I love the Church. To be clear, I love the old, mainline, rooted in tradition, liturgical, theologically complex, organ-blaring, butt-numbing pew kind of church. I have given my life to this Church. I am passionate in her service. I am emboldened to lead a new generation through her doors. And yet, sometimes I stop to wonder why?
The Church has challenged me and nurtured me in all the ways I needed to be challenged and nurtured. She put me in a pulpit and told me to preach. Only then did I discover my voice. She pushed me to follow Jesus behind the prison walls, within the mental health ward, to the communities of Mexico, to the rural poor of South Carolina, and into homes of impoverished families living in my own community. She taught me profound spiritual practices. She introduced me to the most inspiring of people. She opened the scriptures for me and she surrounded me with a community the likes of which cannot be found on Facebook.
But the Church has not always been good to me. She passed me by for positions in favor of a less experienced, less talented man. She passed my husband by for positions because as a working pastor myself I could not be the traditional “pastor’s wife.” She, the Church, placed me in some horribly dysfunctional congregations working with some horribly dysfunctional people. And she, the Church, has made me sit through committee meeting after committee meeting after committee meeting during which a LOT was said, but little was actually done. (This could be a form of human torture.)
Yet, in the face of her flaws (the mistakes she refuses to confess, the prejudice she still harbors, the certainties she will not let go) I still believe in the Church’s potential. I believe in her because I believe we need her. I believe we need a place to console us in grief and celebrate with us in new births, a place where we can cry unabashedly and name the complexities of life. I believe we need a place where we talk about things that matter, a place that will challenge us to move outside of our selves and our little worlds, a place that will prod us towards our neighbor who thinks and believes differently. I believe we need a place where people of all ages can gather around commonly held rituals, a place where we can sing, and pray, and play the blues in the context of Good News. I believe we need a place where we can feel hope.

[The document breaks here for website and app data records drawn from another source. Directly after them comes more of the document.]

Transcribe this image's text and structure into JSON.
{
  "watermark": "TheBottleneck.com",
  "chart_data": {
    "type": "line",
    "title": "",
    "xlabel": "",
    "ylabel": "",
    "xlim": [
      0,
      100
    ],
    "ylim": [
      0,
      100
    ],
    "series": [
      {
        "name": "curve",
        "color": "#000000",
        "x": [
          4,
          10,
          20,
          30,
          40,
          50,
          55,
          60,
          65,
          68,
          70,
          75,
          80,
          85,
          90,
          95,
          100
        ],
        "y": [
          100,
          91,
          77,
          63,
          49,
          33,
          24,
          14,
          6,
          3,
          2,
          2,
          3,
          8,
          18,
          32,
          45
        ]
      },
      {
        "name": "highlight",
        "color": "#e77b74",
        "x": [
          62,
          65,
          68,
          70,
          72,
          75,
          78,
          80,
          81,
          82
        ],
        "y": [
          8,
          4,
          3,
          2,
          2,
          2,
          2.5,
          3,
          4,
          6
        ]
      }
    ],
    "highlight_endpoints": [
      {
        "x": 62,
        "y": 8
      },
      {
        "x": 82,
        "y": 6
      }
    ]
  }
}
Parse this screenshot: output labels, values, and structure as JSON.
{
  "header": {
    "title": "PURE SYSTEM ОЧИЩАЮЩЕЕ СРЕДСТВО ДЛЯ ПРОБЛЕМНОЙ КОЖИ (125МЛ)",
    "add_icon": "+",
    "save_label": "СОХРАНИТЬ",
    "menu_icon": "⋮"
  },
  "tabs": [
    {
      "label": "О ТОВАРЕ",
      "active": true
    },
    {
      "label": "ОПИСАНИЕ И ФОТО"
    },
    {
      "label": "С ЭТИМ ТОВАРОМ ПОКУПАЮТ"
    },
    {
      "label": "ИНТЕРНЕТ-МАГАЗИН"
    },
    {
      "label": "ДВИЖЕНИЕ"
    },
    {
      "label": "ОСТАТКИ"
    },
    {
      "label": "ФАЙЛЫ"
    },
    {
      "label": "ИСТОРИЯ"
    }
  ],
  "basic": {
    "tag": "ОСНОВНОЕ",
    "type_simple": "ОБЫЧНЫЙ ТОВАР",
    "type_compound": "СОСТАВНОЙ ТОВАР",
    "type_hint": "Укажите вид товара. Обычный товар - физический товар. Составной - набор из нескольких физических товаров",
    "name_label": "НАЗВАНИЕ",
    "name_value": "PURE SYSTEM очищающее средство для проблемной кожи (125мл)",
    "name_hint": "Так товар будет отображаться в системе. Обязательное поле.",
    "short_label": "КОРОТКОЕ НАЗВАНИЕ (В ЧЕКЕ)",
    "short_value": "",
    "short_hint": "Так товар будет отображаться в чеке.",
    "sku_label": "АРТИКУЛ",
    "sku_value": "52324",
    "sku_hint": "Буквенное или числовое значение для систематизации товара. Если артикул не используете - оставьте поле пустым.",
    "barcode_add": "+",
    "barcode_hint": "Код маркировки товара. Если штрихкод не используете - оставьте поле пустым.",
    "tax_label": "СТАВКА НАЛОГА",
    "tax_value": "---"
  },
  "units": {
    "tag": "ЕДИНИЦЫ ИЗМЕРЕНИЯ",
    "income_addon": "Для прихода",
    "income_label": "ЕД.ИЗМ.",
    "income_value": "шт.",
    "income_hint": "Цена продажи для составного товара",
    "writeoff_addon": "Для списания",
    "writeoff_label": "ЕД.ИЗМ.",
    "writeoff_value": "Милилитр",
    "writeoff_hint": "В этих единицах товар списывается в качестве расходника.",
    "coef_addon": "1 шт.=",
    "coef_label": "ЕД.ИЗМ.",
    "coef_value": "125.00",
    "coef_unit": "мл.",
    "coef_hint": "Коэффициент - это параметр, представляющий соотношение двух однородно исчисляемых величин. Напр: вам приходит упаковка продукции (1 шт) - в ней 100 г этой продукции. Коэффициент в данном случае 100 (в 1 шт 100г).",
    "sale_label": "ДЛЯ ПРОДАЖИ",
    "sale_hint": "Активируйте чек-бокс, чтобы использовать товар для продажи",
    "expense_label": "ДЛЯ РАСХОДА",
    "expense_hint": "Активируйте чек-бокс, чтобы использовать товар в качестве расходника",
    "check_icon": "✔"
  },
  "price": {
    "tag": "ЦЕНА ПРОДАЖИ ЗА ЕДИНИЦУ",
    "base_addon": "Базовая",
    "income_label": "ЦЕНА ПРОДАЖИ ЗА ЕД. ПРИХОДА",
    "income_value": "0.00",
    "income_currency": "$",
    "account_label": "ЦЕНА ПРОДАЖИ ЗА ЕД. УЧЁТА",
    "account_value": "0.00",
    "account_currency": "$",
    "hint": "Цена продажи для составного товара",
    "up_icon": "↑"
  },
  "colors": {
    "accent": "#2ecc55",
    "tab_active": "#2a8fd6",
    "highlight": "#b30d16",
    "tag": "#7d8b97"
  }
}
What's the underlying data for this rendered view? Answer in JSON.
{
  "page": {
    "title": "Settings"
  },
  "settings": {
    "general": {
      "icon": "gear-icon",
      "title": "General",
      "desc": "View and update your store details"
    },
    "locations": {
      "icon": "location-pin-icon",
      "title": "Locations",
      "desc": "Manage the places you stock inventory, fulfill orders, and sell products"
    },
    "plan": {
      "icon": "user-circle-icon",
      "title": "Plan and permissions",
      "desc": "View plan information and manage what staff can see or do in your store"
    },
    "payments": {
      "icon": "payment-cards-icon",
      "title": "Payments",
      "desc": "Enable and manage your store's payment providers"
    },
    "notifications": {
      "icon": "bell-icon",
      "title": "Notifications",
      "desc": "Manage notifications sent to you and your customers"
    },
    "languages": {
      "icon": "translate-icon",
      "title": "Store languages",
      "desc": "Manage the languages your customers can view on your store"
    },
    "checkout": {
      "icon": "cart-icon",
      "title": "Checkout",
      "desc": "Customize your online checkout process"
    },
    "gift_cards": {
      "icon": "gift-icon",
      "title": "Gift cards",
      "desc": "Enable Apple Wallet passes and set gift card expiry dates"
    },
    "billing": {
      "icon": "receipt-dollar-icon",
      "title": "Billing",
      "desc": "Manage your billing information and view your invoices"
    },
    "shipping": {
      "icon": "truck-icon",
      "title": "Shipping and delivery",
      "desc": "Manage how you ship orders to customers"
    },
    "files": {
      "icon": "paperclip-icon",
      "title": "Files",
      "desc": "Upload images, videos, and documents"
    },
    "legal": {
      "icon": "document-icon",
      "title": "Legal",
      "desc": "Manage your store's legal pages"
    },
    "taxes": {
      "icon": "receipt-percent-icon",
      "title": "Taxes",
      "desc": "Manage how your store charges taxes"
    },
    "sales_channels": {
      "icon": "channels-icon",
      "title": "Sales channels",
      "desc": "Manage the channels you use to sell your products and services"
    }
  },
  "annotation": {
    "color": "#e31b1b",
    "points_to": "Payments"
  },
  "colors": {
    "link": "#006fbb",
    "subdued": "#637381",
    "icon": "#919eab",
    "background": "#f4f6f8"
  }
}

I believe, at her best, and by the grace of God, the Church can be that place. This is whom I have given my life to, because this I believe.